Dataset entries:
◆ ◆ ◆ ◆ ◆ ◆ ◆
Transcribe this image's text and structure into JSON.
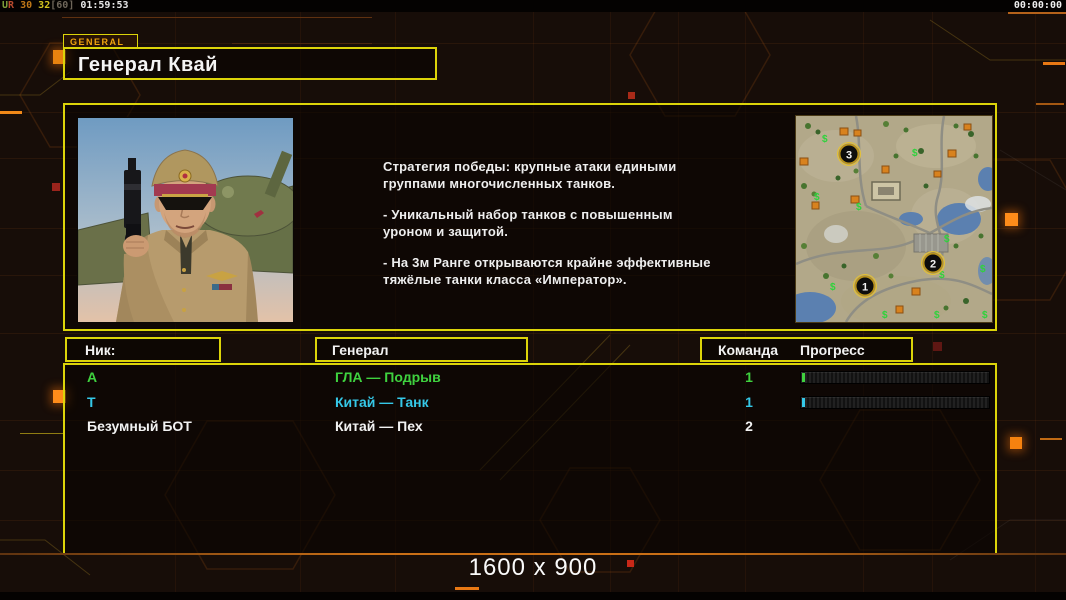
{
  "status_overlay": {
    "letter_u": "U",
    "letter_r": "R",
    "fps_current": "30",
    "fps_average": "32",
    "fps_cap": "[60]",
    "clock": "01:59:53",
    "match_timer": "00:00:00"
  },
  "tab": {
    "label": "GENERAL"
  },
  "header": {
    "title": "Генерал Квай"
  },
  "strategy": {
    "p1": "Стратегия победы: крупные атаки едиными группами многочисленных танков.",
    "p2": "- Уникальный набор танков с повышенным уроном и защитой.",
    "p3": "- На 3м Ранге открываются крайне эффективные тяжёлые танки класса «Император»."
  },
  "minimap": {
    "marker_1": "1",
    "marker_2": "2",
    "marker_3": "3"
  },
  "table": {
    "headers": {
      "nick": "Ник:",
      "general": "Генерал",
      "team": "Команда",
      "progress": "Прогресс"
    },
    "rows": [
      {
        "nick": "A",
        "general": "ГЛА — Подрыв",
        "team": "1",
        "accent": "#3fd23f",
        "has_progress_bar": true
      },
      {
        "nick": "T",
        "general": "Китай — Танк",
        "team": "1",
        "accent": "#35c8e8",
        "has_progress_bar": true
      },
      {
        "nick": "Безумный БОТ",
        "general": "Китай — Пех",
        "team": "2",
        "accent": "#f2f2f2",
        "has_progress_bar": false
      }
    ]
  },
  "footer": {
    "resolution": "1600 x 900"
  },
  "colors": {
    "frame_yellow": "#dcd409",
    "accent_orange": "#f08018",
    "row_green": "#3fd23f",
    "row_cyan": "#35c8e8"
  }
}
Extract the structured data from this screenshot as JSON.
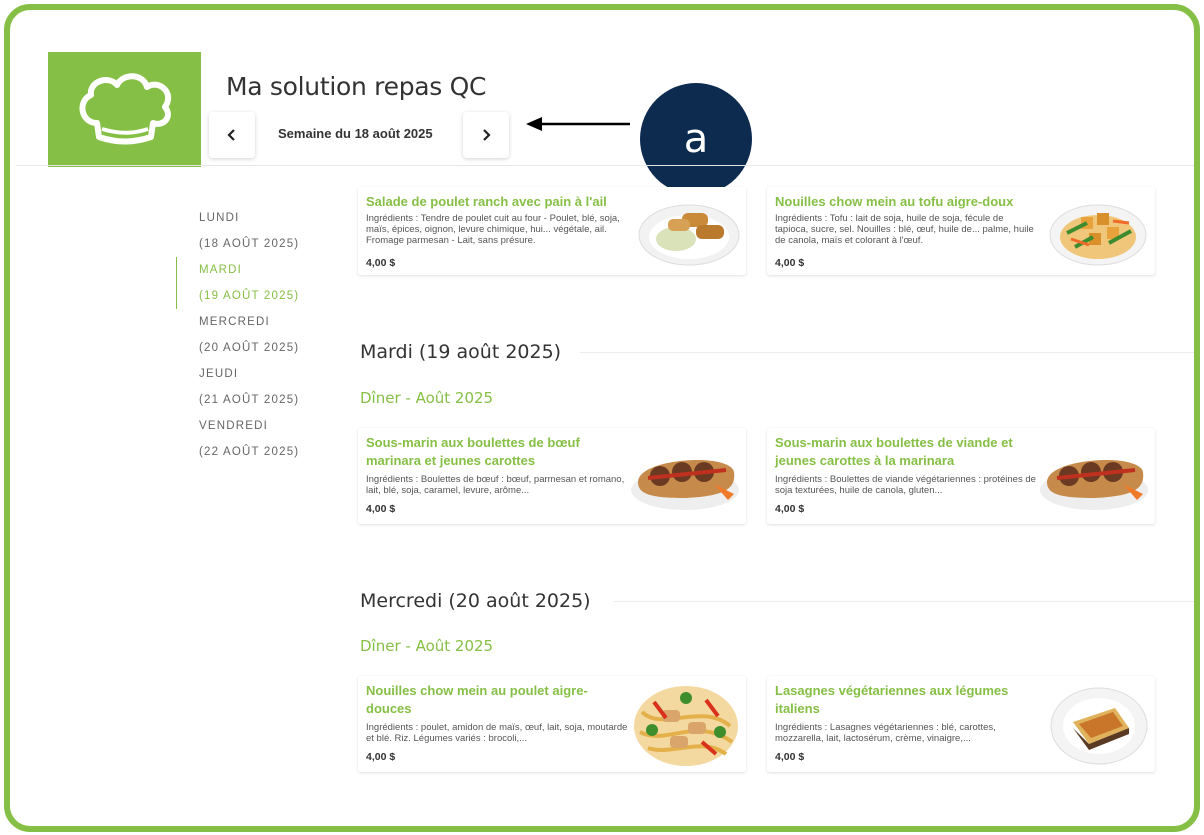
{
  "header": {
    "app_title": "Ma solution repas QC",
    "week_label": "Semaine du 18 août 2025",
    "prev_icon": "chevron-left-icon",
    "next_icon": "chevron-right-icon",
    "callout_label": "a"
  },
  "colors": {
    "brand_green": "#86bf45",
    "callout_navy": "#0d2b4e"
  },
  "sidebar": {
    "days": [
      {
        "name": "LUNDI",
        "date": "(18 AOÛT 2025)",
        "active": false
      },
      {
        "name": "MARDI",
        "date": "(19 AOÛT 2025)",
        "active": true
      },
      {
        "name": "MERCREDI",
        "date": "(20 AOÛT 2025)",
        "active": false
      },
      {
        "name": "JEUDI",
        "date": "(21 AOÛT 2025)",
        "active": false
      },
      {
        "name": "VENDREDI",
        "date": "(22 AOÛT 2025)",
        "active": false
      }
    ]
  },
  "monday": {
    "items": [
      {
        "title": "Salade de poulet ranch avec pain à l'ail",
        "ingredients": "Ingrédients : Tendre de poulet cuit au four - Poulet, blé, soja, maïs, épices, oignon, levure chimique, hui... végétale, ail. Fromage parmesan - Lait, sans présure.",
        "price": "4,00 $"
      },
      {
        "title": "Nouilles chow mein au tofu aigre-doux",
        "ingredients": "Ingrédients : Tofu : lait de soja, huile de soja, fécule de tapioca, sucre, sel. Nouilles : blé, œuf, huile de... palme, huile de canola, maïs et colorant à l'œuf.",
        "price": "4,00 $"
      }
    ]
  },
  "tuesday": {
    "heading": "Mardi (19 août 2025)",
    "subheading": "Dîner - Août 2025",
    "items": [
      {
        "title": "Sous-marin aux boulettes de bœuf marinara et jeunes carottes",
        "ingredients": "Ingrédients : Boulettes de bœuf : bœuf, parmesan et romano, lait, blé, soja, caramel, levure, arôme...",
        "price": "4,00 $"
      },
      {
        "title": "Sous-marin aux boulettes de viande et jeunes carottes à la marinara",
        "ingredients": "Ingrédients : Boulettes de viande végétariennes : protéines de soja texturées, huile de canola, gluten...",
        "price": "4,00 $"
      }
    ]
  },
  "wednesday": {
    "heading": "Mercredi (20 août 2025)",
    "subheading": "Dîner - Août 2025",
    "items": [
      {
        "title": "Nouilles chow mein au poulet aigre-douces",
        "ingredients": "Ingrédients : poulet, amidon de maïs, œuf, lait, soja, moutarde et blé. Riz. Légumes variés : brocoli,...",
        "price": "4,00 $"
      },
      {
        "title": "Lasagnes végétariennes aux légumes italiens",
        "ingredients": "Ingrédients : Lasagnes végétariennes : blé, carottes, mozzarella, lait, lactosérum, crème, vinaigre,...",
        "price": "4,00 $"
      }
    ]
  }
}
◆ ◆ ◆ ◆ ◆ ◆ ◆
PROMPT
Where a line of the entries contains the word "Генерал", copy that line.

WRITTEN REPLY
    "title": "Генерал Квай"
      "general": "Генерал",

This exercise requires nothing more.